With the regime of Libyan dictator Moammar Gaddafi seemingly toppled by the rebels, the Obama administration is feeling vindicated in its decision to intervene. But the right can’t decide whether to be happy Gaddafi is gone or miserable that Obama had something to do with it.

Senators John McCain and Lindsey Graham, among the earliest voices calling for intervention in Libya, wasted little time in congratulating the rebels and slamming Obama for not intervening earlier:

The end of the Qadaffi regime in Libya is a victory for the Libyan people and for the broader cause of freedom in the Middle East and throughout the world. This achievement was made possible first and foremost by the struggle and sacrifice of countless Libyans, whose courage and perseverance we applaud. We also commend our British, French, and other allies, as well as our Arab partners, especially Qatar and the UAE, for their leadership in this conflict. Americans can be proud of the role our country has played in helping to defeat Qaddafi, but we regret that this success was so long in coming due to the failure of the United States to employ the full weight of our airpower.

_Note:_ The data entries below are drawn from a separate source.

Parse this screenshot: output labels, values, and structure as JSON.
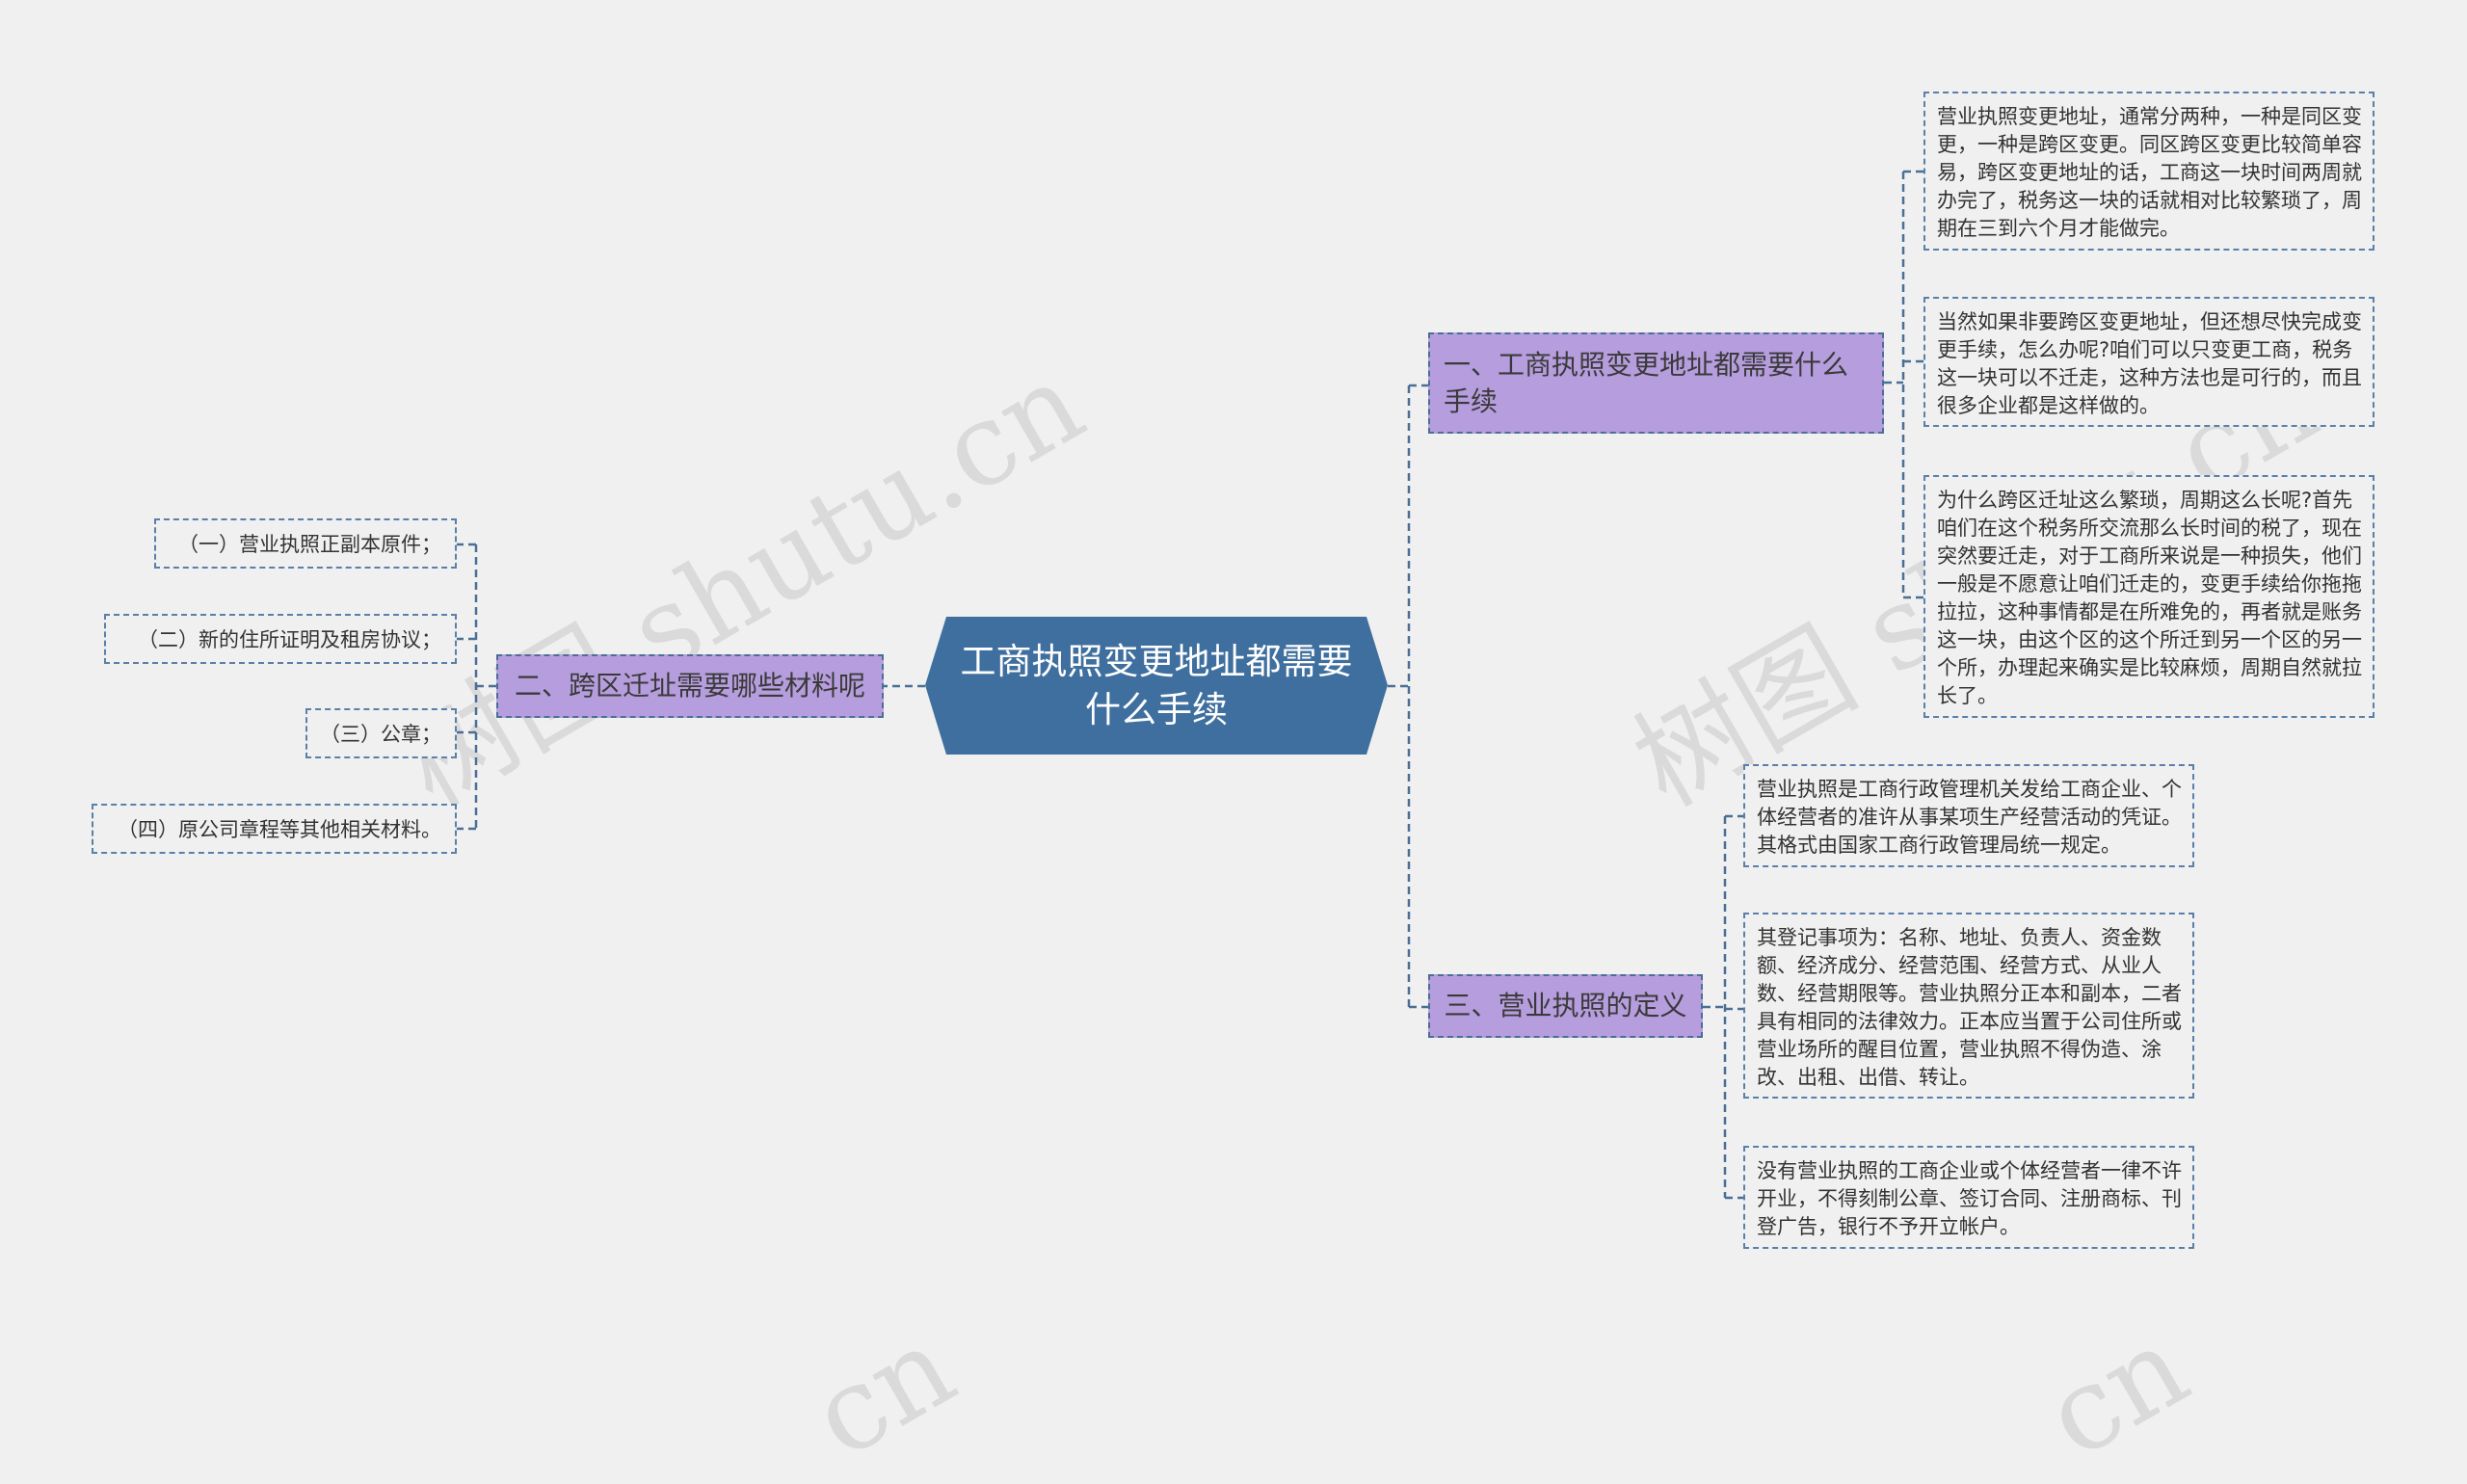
{
  "watermark": "树图 shutu.cn",
  "watermark_partial": "cn",
  "colors": {
    "root": "#3f6f9e",
    "branch": "#b69ddd",
    "line": "#4a6f95",
    "background": "#f0f0f0"
  },
  "root": {
    "label": "工商执照变更地址都需要什么手续"
  },
  "branches": [
    {
      "label": "一、工商执照变更地址都需要什么手续",
      "leaves": [
        "营业执照变更地址，通常分两种，一种是同区变更，一种是跨区变更。同区跨区变更比较简单容易，跨区变更地址的话，工商这一块时间两周就办完了，税务这一块的话就相对比较繁琐了，周期在三到六个月才能做完。",
        "当然如果非要跨区变更地址，但还想尽快完成变更手续，怎么办呢?咱们可以只变更工商，税务这一块可以不迁走，这种方法也是可行的，而且很多企业都是这样做的。",
        "为什么跨区迁址这么繁琐，周期这么长呢?首先咱们在这个税务所交流那么长时间的税了，现在突然要迁走，对于工商所来说是一种损失，他们一般是不愿意让咱们迁走的，变更手续给你拖拖拉拉，这种事情都是在所难免的，再者就是账务这一块，由这个区的这个所迁到另一个区的另一个所，办理起来确实是比较麻烦，周期自然就拉长了。"
      ]
    },
    {
      "label": "二、跨区迁址需要哪些材料呢",
      "leaves": [
        "（一）营业执照正副本原件；",
        "（二）新的住所证明及租房协议；",
        "（三）公章；",
        "（四）原公司章程等其他相关材料。"
      ]
    },
    {
      "label": "三、营业执照的定义",
      "leaves": [
        "营业执照是工商行政管理机关发给工商企业、个体经营者的准许从事某项生产经营活动的凭证。其格式由国家工商行政管理局统一规定。",
        "其登记事项为：名称、地址、负责人、资金数额、经济成分、经营范围、经营方式、从业人数、经营期限等。营业执照分正本和副本，二者具有相同的法律效力。正本应当置于公司住所或营业场所的醒目位置，营业执照不得伪造、涂改、出租、出借、转让。",
        "没有营业执照的工商企业或个体经营者一律不许开业，不得刻制公章、签订合同、注册商标、刊登广告，银行不予开立帐户。"
      ]
    }
  ]
}
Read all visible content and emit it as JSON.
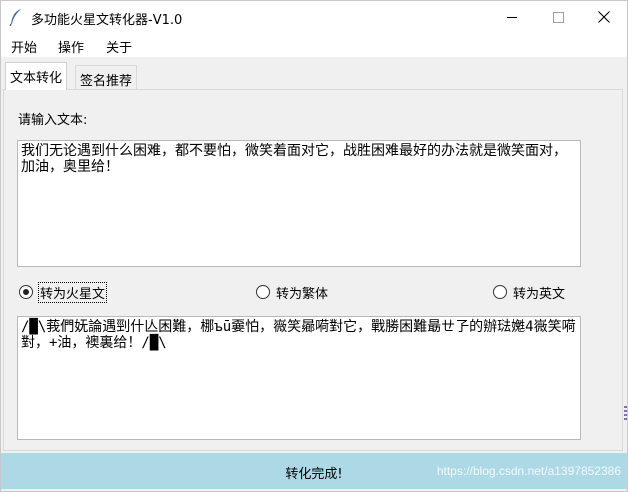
{
  "window": {
    "title": "多功能火星文转化器-V1.0",
    "icon": "feather-icon"
  },
  "menu": {
    "items": [
      "开始",
      "操作",
      "关于"
    ]
  },
  "tabs": [
    {
      "label": "文本转化",
      "active": true
    },
    {
      "label": "签名推荐",
      "active": false
    }
  ],
  "input": {
    "label": "请输入文本:",
    "text": "我们无论遇到什么困难，都不要怕，微笑着面对它，战胜困难最好的办法就是微笑面对，加油，奥里给！"
  },
  "options": [
    {
      "label": "转为火星文",
      "checked": true
    },
    {
      "label": "转为繁体",
      "checked": false
    },
    {
      "label": "转为英文",
      "checked": false
    }
  ],
  "output": {
    "text": "/█\\莪們妩論遇剄什亾困難，梛ъū嫑怕，嶶笑曏嗬對它，戰勝困難朂ㄝ孒的辦琺嬔4嶶笑嗬對，+油，襖裏给！/█\\"
  },
  "status": {
    "text": "转化完成!",
    "watermark": "https://blog.csdn.net/a1397852386"
  },
  "colors": {
    "status_bar": "#add8e6",
    "panel_bg": "#f0f0f0"
  }
}
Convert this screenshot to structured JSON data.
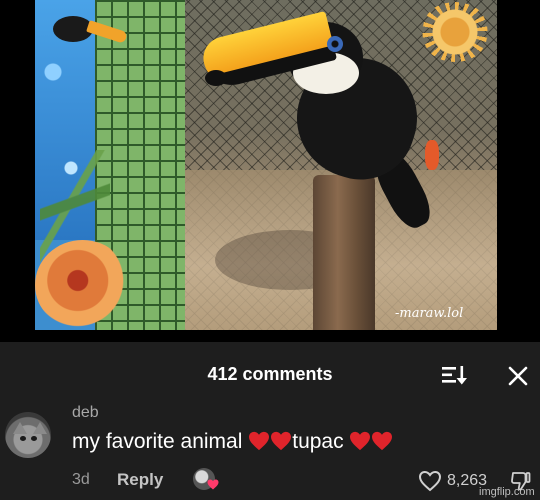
{
  "media": {
    "artist_signature": "-maraw.lol"
  },
  "comments_panel": {
    "title": "412 comments",
    "sort_icon": "sort-icon",
    "close_icon": "close-icon"
  },
  "comment": {
    "username": "deb",
    "text_part1": "my favorite animal ",
    "text_part2": "tupac ",
    "emoji": "red-heart-emoji",
    "time": "3d",
    "reply_label": "Reply",
    "like_count": "8,263",
    "like_icon": "heart-outline-icon",
    "dislike_icon": "thumbs-down-icon",
    "accent_heart_color": "#e0242b"
  },
  "watermark": "imgflip.com"
}
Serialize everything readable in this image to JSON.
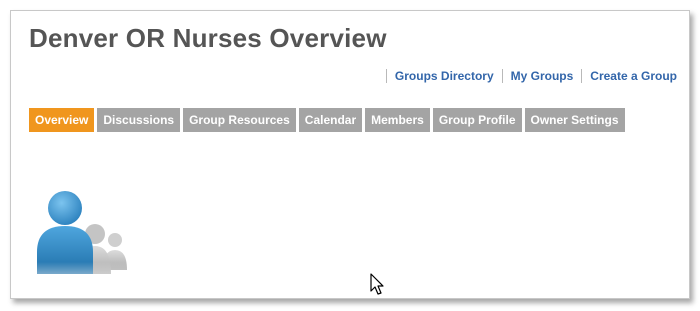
{
  "page": {
    "title": "Denver OR Nurses Overview"
  },
  "top_links": [
    {
      "label": "Groups Directory"
    },
    {
      "label": "My Groups"
    },
    {
      "label": "Create a Group"
    }
  ],
  "tabs": [
    {
      "label": "Overview",
      "active": true
    },
    {
      "label": "Discussions",
      "active": false
    },
    {
      "label": "Group Resources",
      "active": false
    },
    {
      "label": "Calendar",
      "active": false
    },
    {
      "label": "Members",
      "active": false
    },
    {
      "label": "Group Profile",
      "active": false
    },
    {
      "label": "Owner Settings",
      "active": false
    }
  ],
  "avatar": {
    "icon": "group-avatar-icon"
  },
  "colors": {
    "active_tab": "#f0961e",
    "inactive_tab": "#a4a4a4",
    "link": "#3366aa",
    "title": "#555555",
    "avatar_primary": "#2e86c1"
  }
}
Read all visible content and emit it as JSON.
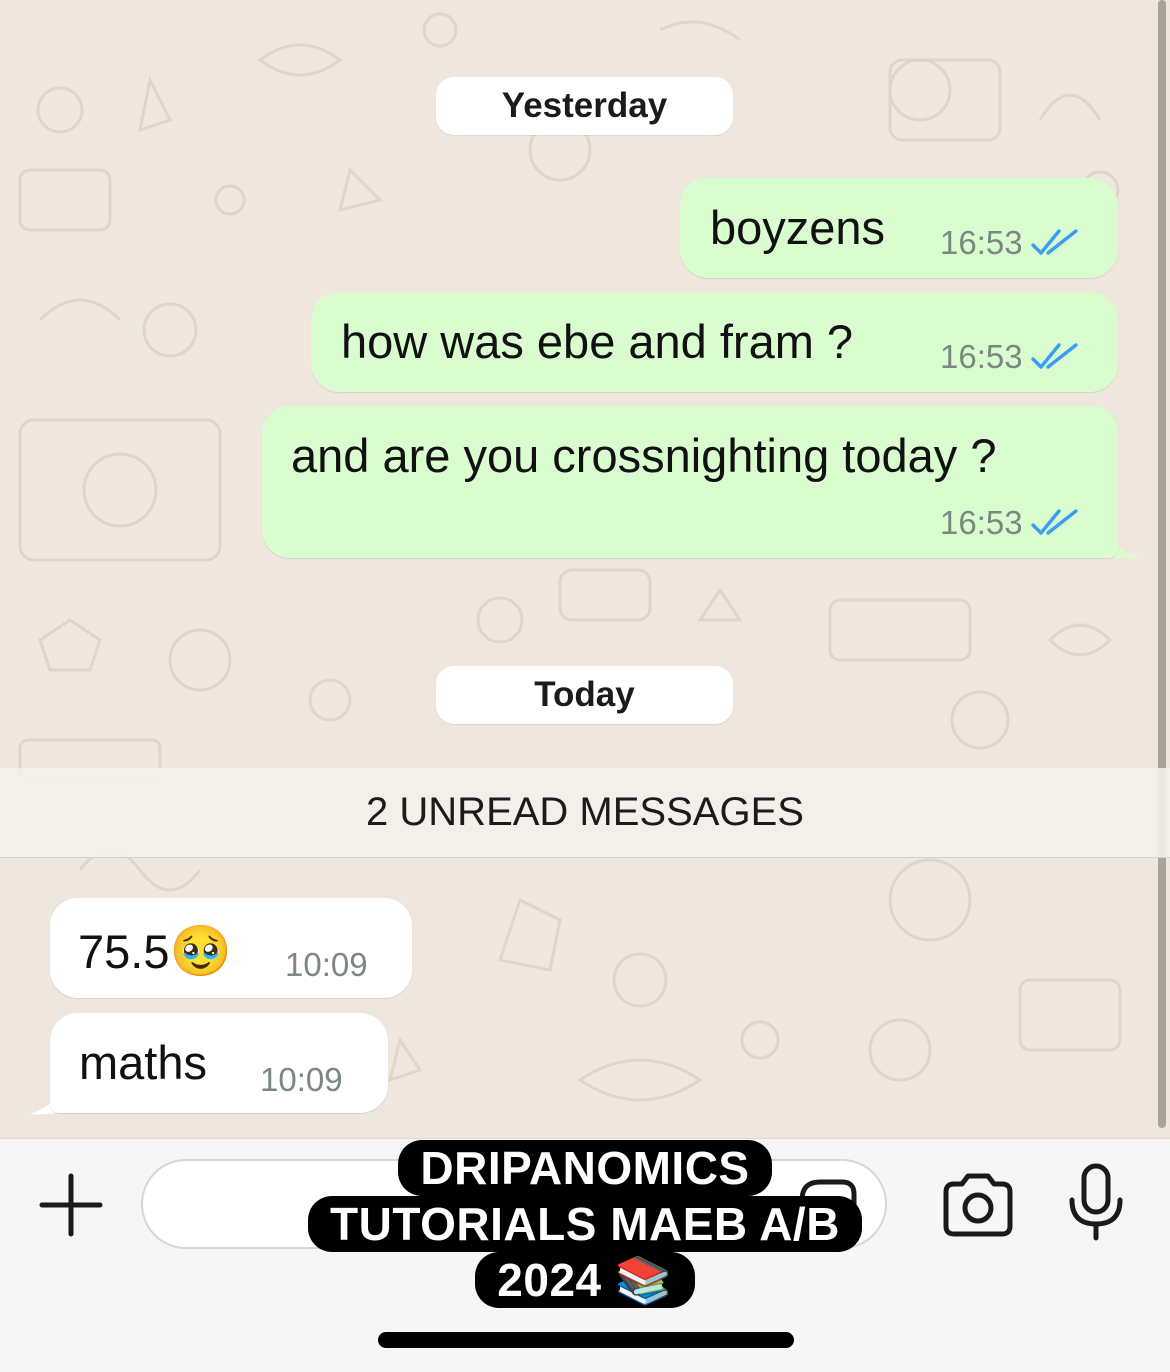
{
  "chat": {
    "date_yesterday": "Yesterday",
    "date_today": "Today",
    "unread_banner": "2 UNREAD MESSAGES",
    "outgoing": [
      {
        "text": "boyzens",
        "time": "16:53",
        "status": "read"
      },
      {
        "text": "how was ebe and fram ?",
        "time": "16:53",
        "status": "read"
      },
      {
        "text": "and are you crossnighting today ?",
        "time": "16:53",
        "status": "read"
      }
    ],
    "incoming": [
      {
        "text": "75.5",
        "emoji": "🥹",
        "time": "10:09"
      },
      {
        "text": "maths",
        "time": "10:09"
      }
    ]
  },
  "input_bar": {
    "plus_icon": "plus-icon",
    "text_placeholder": "",
    "sticker_icon": "sticker-icon",
    "camera_icon": "camera-icon",
    "mic_icon": "microphone-icon"
  },
  "watermark": {
    "line1": "DRIPANOMICS",
    "line2": "TUTORIALS MAEB A/B",
    "line3": "2024 📚"
  },
  "colors": {
    "outgoing_bubble": "#dafdd0",
    "incoming_bubble": "#ffffff",
    "read_ticks": "#3a9df5",
    "chat_background": "#efe7dd"
  }
}
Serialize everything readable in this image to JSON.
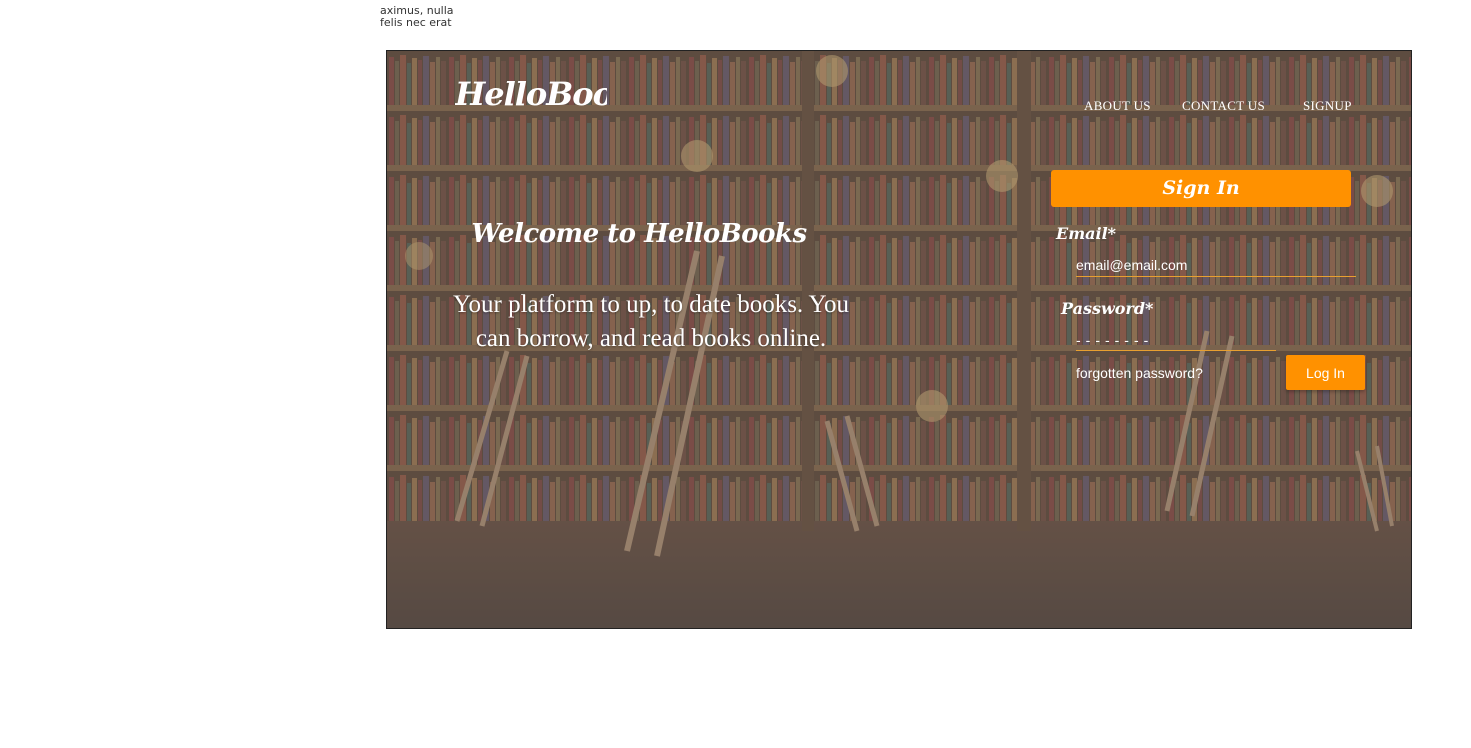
{
  "stray_text": {
    "line1": "aximus, nulla",
    "line2": "felis nec erat"
  },
  "header": {
    "brand": "HelloBooks",
    "nav": {
      "about": "ABOUT US",
      "contact": "CONTACT US",
      "signup": "SIGNUP"
    }
  },
  "hero": {
    "welcome": "Welcome to HelloBooks",
    "tagline": "Your platform to up, to date books. You can borrow, and read books online."
  },
  "signin": {
    "title": "Sign In",
    "email_label": "Email*",
    "email_placeholder": "email@email.com",
    "password_label": "Password*",
    "password_placeholder": "--------",
    "forgot_link": "forgotten password?",
    "login_button": "Log In"
  },
  "colors": {
    "accent": "#ff9100",
    "underline": "#e8a030"
  }
}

McCain and Graham, both of whom had warm personal interactions with Gaddafi in the past, have now gotten exactly what they wanted from the administration’s decision to intervene. But GOP partisanship demands that they not acknowledge the president’s role in assembling the global coalition that aided the rebels. Indeed, with the Republican Party wedded to a contradictory image of the president as foreign policy weakling and iron-fisted domestic dictator, we’re going to see a lot of bizarre rationalizing of what happened in an attempt to preserve this narrative of the Obama presidency.

While the Libyan rebels have earned a moment of celebration, toppling Gaddafi was still the “easy” part, relatively speaking. The “hard” part is the post-conflict transition to a stable government that respects the individual rights of its citizens. The premature celebrations of victory in Iraq in 2003 should be a reminder of this.

The opposition is a diverse group with differing visions for the future of the country, and defeating Gaddafi was what united them. In the aftermath of his defeat, there’s still an open question as to whether or not that coalition can hold together, and whether further violence either between coalition groups or against former regime supporters is on the horizon. The challenge of constructing a democratic society out of the ashes of the former regime will be incredibly difficult, likely more so than getting rid of Gaddafi. So it’s really far too early to declare “mission accomplished.”

But in the short term it’s certainly good news that Gaddafi appears to be on the way out. And it will be comical to watch the right pretend that Obama played no role in what’s happening, though the question of whether Obama has been vindicated seems petty compared to the challenges that the Libyan transitional government will face in the future.

More from PostOpinions:

Ignatius: Endgame in Libya

Rubin: The end of Gaddafi